Late last year Apple unveiled its new Arm-based M1 chip alongside a new MacBook Air, MacBook Pro and Mac Mini. Unfortunately for creatives that wanted to use one of these devices as either a workstation or even a mobile workstation, many popular apps didn’t support Apple’s latest devices at launch.
Thankfully though, software developers have been hard at work adapting their applications to run on M1 chips. For instance, you can now run Windows 10 on an M1 Mac using Parallels’ virtual machine software and you will soon be able to run Android apps too as BlueStacks is working on adding support for Arm-based chips.
While these two examples might not appeal to everyone, being able to run Photoshop on the latest Macs will likely be welcomed by creative professionals, web designers and others who rely on Creative Cloud to get their jobs done.
M1 chip support
According to a new blog post from Adobe, the company’s internal tests on M1 Macs show a wide range of features in Photoshop running an average of 1.5 times faster when compared to similarly configured previous generation systems.
The tests conducted by the company covered a broad scope of activities in Photoshop including opening and saving files, running filters and even compute-heavy operations like Content-Aware Fill and Select Subject. Additionally, its early benchmarking shows that some operations are substantially faster with Apple’s new chip.
However, there are still a few features that Adobe hasn’t finished porting to run on the new M1 chip including Invite to Edit Cloud Documents and most notably Preset Syncing. In the end, the company decided to release Photoshop for M1 Macs without these features due to the fact that performance gains across the rest of the application were so great.
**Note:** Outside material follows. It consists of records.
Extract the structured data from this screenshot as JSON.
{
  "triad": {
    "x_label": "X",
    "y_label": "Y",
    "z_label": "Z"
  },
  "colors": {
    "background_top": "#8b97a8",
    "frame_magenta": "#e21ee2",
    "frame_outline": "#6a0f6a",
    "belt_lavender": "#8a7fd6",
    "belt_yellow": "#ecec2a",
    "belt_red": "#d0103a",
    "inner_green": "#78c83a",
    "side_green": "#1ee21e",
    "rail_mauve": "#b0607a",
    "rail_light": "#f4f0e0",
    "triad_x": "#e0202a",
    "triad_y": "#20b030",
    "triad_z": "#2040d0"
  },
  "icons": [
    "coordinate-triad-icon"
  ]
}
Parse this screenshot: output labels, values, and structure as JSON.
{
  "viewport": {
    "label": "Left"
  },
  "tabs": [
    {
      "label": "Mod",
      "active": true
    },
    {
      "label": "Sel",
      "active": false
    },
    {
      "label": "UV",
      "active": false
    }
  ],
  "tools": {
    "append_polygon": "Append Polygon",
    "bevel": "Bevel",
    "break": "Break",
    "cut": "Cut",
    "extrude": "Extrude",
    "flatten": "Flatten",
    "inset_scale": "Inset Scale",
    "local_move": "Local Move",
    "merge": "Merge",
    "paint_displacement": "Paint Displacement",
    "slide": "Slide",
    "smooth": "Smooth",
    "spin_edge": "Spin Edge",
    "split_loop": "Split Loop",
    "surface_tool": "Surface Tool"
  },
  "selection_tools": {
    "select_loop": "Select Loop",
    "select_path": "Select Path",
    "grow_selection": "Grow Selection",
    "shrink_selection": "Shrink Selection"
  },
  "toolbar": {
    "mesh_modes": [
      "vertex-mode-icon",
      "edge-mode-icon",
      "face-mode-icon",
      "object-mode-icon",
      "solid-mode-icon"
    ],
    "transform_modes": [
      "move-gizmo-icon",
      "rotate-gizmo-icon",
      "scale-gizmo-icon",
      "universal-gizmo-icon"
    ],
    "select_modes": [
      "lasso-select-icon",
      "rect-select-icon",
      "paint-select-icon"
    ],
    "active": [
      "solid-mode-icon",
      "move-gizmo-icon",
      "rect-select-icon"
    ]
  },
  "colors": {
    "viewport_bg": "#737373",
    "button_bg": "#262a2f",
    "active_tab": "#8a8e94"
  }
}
Adobe plans to continue working together with Apple to further optimize the performance of Photoshop and the rest of its software over time.